▶ _Data supplied_:
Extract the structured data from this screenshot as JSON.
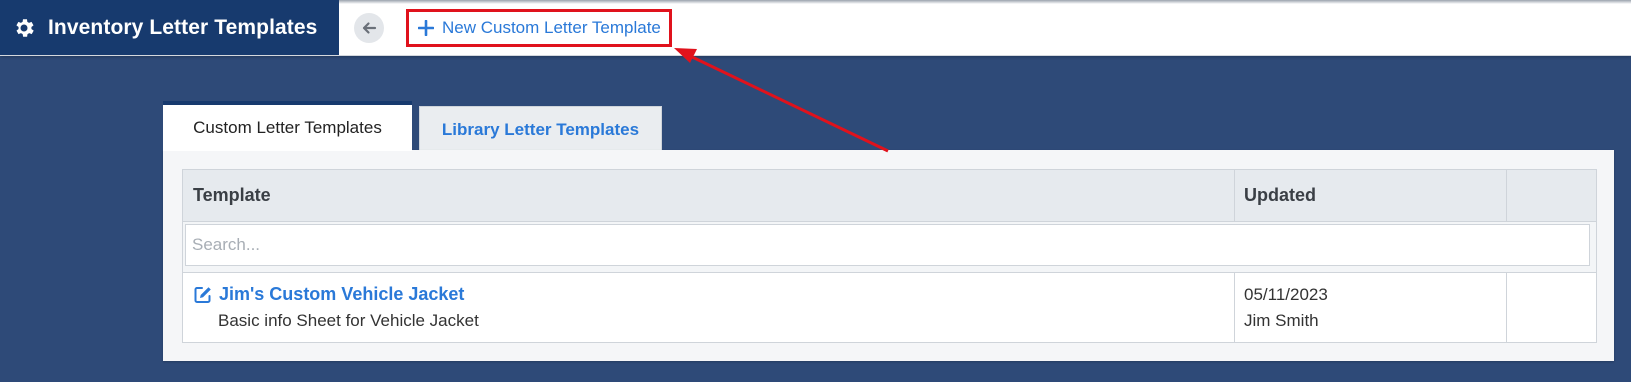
{
  "header": {
    "icon": "gear-icon",
    "title": "Inventory Letter Templates",
    "back_icon": "arrow-left-icon",
    "new_template_label": "New Custom Letter Template",
    "new_template_icon": "plus-icon"
  },
  "tabs": [
    {
      "label": "Custom Letter Templates",
      "active": true
    },
    {
      "label": "Library Letter Templates",
      "active": false
    }
  ],
  "grid": {
    "columns": [
      "Template",
      "Updated",
      ""
    ],
    "search_placeholder": "Search...",
    "rows": [
      {
        "name": "Jim's Custom Vehicle Jacket",
        "description": "Basic info Sheet for Vehicle Jacket",
        "updated_date": "05/11/2023",
        "updated_by": "Jim Smith",
        "icon": "edit-icon"
      }
    ]
  },
  "colors": {
    "brand": "#173a6e",
    "background": "#2e4a78",
    "link": "#2a79d8",
    "highlight": "#e0121c"
  }
}
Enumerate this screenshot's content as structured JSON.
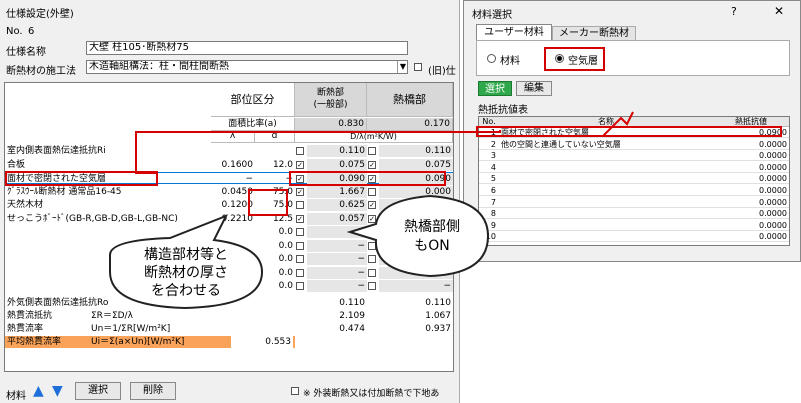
{
  "main": {
    "title": "仕様設定(外壁)",
    "no_label": "No.",
    "no_value": "6",
    "name_label": "仕様名称",
    "name_value": "大壁 柱105･断熱材75",
    "method_label": "断熱材の施工法",
    "method_value": "木造軸組構法：柱・間柱間断熱",
    "old_check_label": "(旧)仕"
  },
  "grid": {
    "part_header": "部位区分",
    "insul_header": "断熱部\n(一般部)",
    "bridge_header": "熱橋部",
    "area_label": "面積比率(a)",
    "area_insul": "0.830",
    "area_bridge": "0.170",
    "lambda": "λ",
    "d": "d",
    "dlambda": "D/λ(m²K/W)",
    "rows": [
      {
        "name": "室内側表面熱伝達抵抗Ri",
        "l": "",
        "d": "",
        "ci": "",
        "vi": "0.110",
        "cb": "",
        "vb": "0.110"
      },
      {
        "name": "合板",
        "l": "0.1600",
        "d": "12.0",
        "ci": "✓",
        "vi": "0.075",
        "cb": "✓",
        "vb": "0.075"
      },
      {
        "name": "面材で密閉された空気層",
        "l": "−",
        "d": "−",
        "ci": "✓",
        "vi": "0.090",
        "cb": "✓",
        "vb": "0.090"
      },
      {
        "name": "ｸﾞﾗｽｳｰﾙ断熱材 通常品16-45",
        "l": "0.0450",
        "d": "75.0",
        "ci": "✓",
        "vi": "1.667",
        "cb": "",
        "vb": "0.000"
      },
      {
        "name": "天然木材",
        "l": "0.1200",
        "d": "75.0",
        "ci": "",
        "vi": "0.625",
        "cb": "✓",
        "vb": "0.625"
      },
      {
        "name": "せっこうﾎﾞｰﾄﾞ(GB-R,GB-D,GB-L,GB-NC)",
        "l": "0.2210",
        "d": "12.5",
        "ci": "✓",
        "vi": "0.057",
        "cb": "✓",
        "vb": "0.057"
      },
      {
        "name": "",
        "l": "",
        "d": "0.0",
        "ci": "",
        "vi": "−",
        "cb": "",
        "vb": "−"
      },
      {
        "name": "",
        "l": "",
        "d": "0.0",
        "ci": "",
        "vi": "−",
        "cb": "",
        "vb": "−"
      },
      {
        "name": "",
        "l": "",
        "d": "0.0",
        "ci": "",
        "vi": "−",
        "cb": "",
        "vb": "−"
      },
      {
        "name": "",
        "l": "",
        "d": "0.0",
        "ci": "",
        "vi": "−",
        "cb": "",
        "vb": "−"
      },
      {
        "name": "",
        "l": "",
        "d": "0.0",
        "ci": "",
        "vi": "−",
        "cb": "",
        "vb": "−"
      }
    ],
    "outer_label": "外気側表面熱伝達抵抗Ro",
    "outer_i": "0.110",
    "outer_b": "0.110",
    "sumr_label": "熱貫流抵抗",
    "sumr_formula": "ΣR＝ΣD/λ",
    "sumr_i": "2.109",
    "sumr_b": "1.067",
    "u_label": "熱貫流率",
    "u_formula": "Un＝1/ΣR[W/m²K]",
    "u_i": "0.474",
    "u_b": "0.937",
    "avg_label": "平均熱貫流率",
    "avg_formula": "Ui＝Σ(a×Un)[W/m²K]",
    "avg_value": "0.553"
  },
  "footer": {
    "material_label": "材料",
    "up_icon": "▲",
    "down_icon": "▼",
    "select_btn": "選択",
    "delete_btn": "削除",
    "note": "※ 外装断熱又は付加断熱で下地あ"
  },
  "dialog": {
    "title": "材料選択",
    "help": "?",
    "close": "✕",
    "tab1": "ユーザー材料",
    "tab2": "メーカー断熱材",
    "radio1": "材料",
    "radio2": "空気層",
    "select_btn": "選択",
    "edit_btn": "編集",
    "table_label": "熱抵抗値表",
    "col_no": "No.",
    "col_name": "名称",
    "col_value": "熱抵抗値",
    "rows": [
      {
        "no": "1",
        "name": "面材で密閉された空気層",
        "value": "0.0900"
      },
      {
        "no": "2",
        "name": "他の空間と連通していない空気層",
        "value": "0.0000"
      },
      {
        "no": "3",
        "name": "",
        "value": "0.0000"
      },
      {
        "no": "4",
        "name": "",
        "value": "0.0000"
      },
      {
        "no": "5",
        "name": "",
        "value": "0.0000"
      },
      {
        "no": "6",
        "name": "",
        "value": "0.0000"
      },
      {
        "no": "7",
        "name": "",
        "value": "0.0000"
      },
      {
        "no": "8",
        "name": "",
        "value": "0.0000"
      },
      {
        "no": "9",
        "name": "",
        "value": "0.0000"
      },
      {
        "no": "10",
        "name": "",
        "value": "0.0000"
      }
    ]
  },
  "callouts": {
    "left": "構造部材等と\n断熱材の厚さ\nを合わせる",
    "right": "熱橋部側\nもON"
  },
  "colors": {
    "highlight": "#d50000",
    "select_green": "#2ea84a",
    "avg_orange": "#f9a35a",
    "row_blue": "#0078d7"
  }
}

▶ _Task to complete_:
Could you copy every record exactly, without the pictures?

▶ _Exercise output_:
Extract the structured data from this screenshot as JSON.
{
  "header": {
    "icon": "gear-icon",
    "title": "Inventory Letter Templates",
    "back_icon": "arrow-left-icon",
    "new_template_label": "New Custom Letter Template",
    "new_template_icon": "plus-icon"
  },
  "tabs": [
    {
      "label": "Custom Letter Templates",
      "active": true
    },
    {
      "label": "Library Letter Templates",
      "active": false
    }
  ],
  "grid": {
    "columns": [
      "Template",
      "Updated",
      ""
    ],
    "search_placeholder": "Search...",
    "rows": [
      {
        "name": "Jim's Custom Vehicle Jacket",
        "description": "Basic info Sheet for Vehicle Jacket",
        "updated_date": "05/11/2023",
        "updated_by": "Jim Smith",
        "icon": "edit-icon"
      }
    ]
  },
  "colors": {
    "brand": "#173a6e",
    "background": "#2e4a78",
    "link": "#2a79d8",
    "highlight": "#e0121c"
  }
}
Enumerate this screenshot's content as structured JSON.
{
  "main": {
    "title": "仕様設定(外壁)",
    "no_label": "No.",
    "no_value": "6",
    "name_label": "仕様名称",
    "name_value": "大壁 柱105･断熱材75",
    "method_label": "断熱材の施工法",
    "method_value": "木造軸組構法：柱・間柱間断熱",
    "old_check_label": "(旧)仕"
  },
  "grid": {
    "part_header": "部位区分",
    "insul_header": "断熱部\n(一般部)",
    "bridge_header": "熱橋部",
    "area_label": "面積比率(a)",
    "area_insul": "0.830",
    "area_bridge": "0.170",
    "lambda": "λ",
    "d": "d",
    "dlambda": "D/λ(m²K/W)",
    "rows": [
      {
        "name": "室内側表面熱伝達抵抗Ri",
        "l": "",
        "d": "",
        "ci": "",
        "vi": "0.110",
        "cb": "",
        "vb": "0.110"
      },
      {
        "name": "合板",
        "l": "0.1600",
        "d": "12.0",
        "ci": "✓",
        "vi": "0.075",
        "cb": "✓",
        "vb": "0.075"
      },
      {
        "name": "面材で密閉された空気層",
        "l": "−",
        "d": "−",
        "ci": "✓",
        "vi": "0.090",
        "cb": "✓",
        "vb": "0.090"
      },
      {
        "name": "ｸﾞﾗｽｳｰﾙ断熱材 通常品16-45",
        "l": "0.0450",
        "d": "75.0",
        "ci": "✓",
        "vi": "1.667",
        "cb": "",
        "vb": "0.000"
      },
      {
        "name": "天然木材",
        "l": "0.1200",
        "d": "75.0",
        "ci": "",
        "vi": "0.625",
        "cb": "✓",
        "vb": "0.625"
      },
      {
        "name": "せっこうﾎﾞｰﾄﾞ(GB-R,GB-D,GB-L,GB-NC)",
        "l": "0.2210",
        "d": "12.5",
        "ci": "✓",
        "vi": "0.057",
        "cb": "✓",
        "vb": "0.057"
      },
      {
        "name": "",
        "l": "",
        "d": "0.0",
        "ci": "",
        "vi": "−",
        "cb": "",
        "vb": "−"
      },
      {
        "name": "",
        "l": "",
        "d": "0.0",
        "ci": "",
        "vi": "−",
        "cb": "",
        "vb": "−"
      },
      {
        "name": "",
        "l": "",
        "d": "0.0",
        "ci": "",
        "vi": "−",
        "cb": "",
        "vb": "−"
      },
      {
        "name": "",
        "l": "",
        "d": "0.0",
        "ci": "",
        "vi": "−",
        "cb": "",
        "vb": "−"
      },
      {
        "name": "",
        "l": "",
        "d": "0.0",
        "ci": "",
        "vi": "−",
        "cb": "",
        "vb": "−"
      }
    ],
    "outer_label": "外気側表面熱伝達抵抗Ro",
    "outer_i": "0.110",
    "outer_b": "0.110",
    "sumr_label": "熱貫流抵抗",
    "sumr_formula": "ΣR＝ΣD/λ",
    "sumr_i": "2.109",
    "sumr_b": "1.067",
    "u_label": "熱貫流率",
    "u_formula": "Un＝1/ΣR[W/m²K]",
    "u_i": "0.474",
    "u_b": "0.937",
    "avg_label": "平均熱貫流率",
    "avg_formula": "Ui＝Σ(a×Un)[W/m²K]",
    "avg_value": "0.553"
  },
  "footer": {
    "material_label": "材料",
    "up_icon": "▲",
    "down_icon": "▼",
    "select_btn": "選択",
    "delete_btn": "削除",
    "note": "※ 外装断熱又は付加断熱で下地あ"
  },
  "dialog": {
    "title": "材料選択",
    "help": "?",
    "close": "✕",
    "tab1": "ユーザー材料",
    "tab2": "メーカー断熱材",
    "radio1": "材料",
    "radio2": "空気層",
    "select_btn": "選択",
    "edit_btn": "編集",
    "table_label": "熱抵抗値表",
    "col_no": "No.",
    "col_name": "名称",
    "col_value": "熱抵抗値",
    "rows": [
      {
        "no": "1",
        "name": "面材で密閉された空気層",
        "value": "0.0900"
      },
      {
        "no": "2",
        "name": "他の空間と連通していない空気層",
        "value": "0.0000"
      },
      {
        "no": "3",
        "name": "",
        "value": "0.0000"
      },
      {
        "no": "4",
        "name": "",
        "value": "0.0000"
      },
      {
        "no": "5",
        "name": "",
        "value": "0.0000"
      },
      {
        "no": "6",
        "name": "",
        "value": "0.0000"
      },
      {
        "no": "7",
        "name": "",
        "value": "0.0000"
      },
      {
        "no": "8",
        "name": "",
        "value": "0.0000"
      },
      {
        "no": "9",
        "name": "",
        "value": "0.0000"
      },
      {
        "no": "10",
        "name": "",
        "value": "0.0000"
      }
    ]
  },
  "callouts": {
    "left": "構造部材等と\n断熱材の厚さ\nを合わせる",
    "right": "熱橋部側\nもON"
  },
  "colors": {
    "highlight": "#d50000",
    "select_green": "#2ea84a",
    "avg_orange": "#f9a35a",
    "row_blue": "#0078d7"
  }
}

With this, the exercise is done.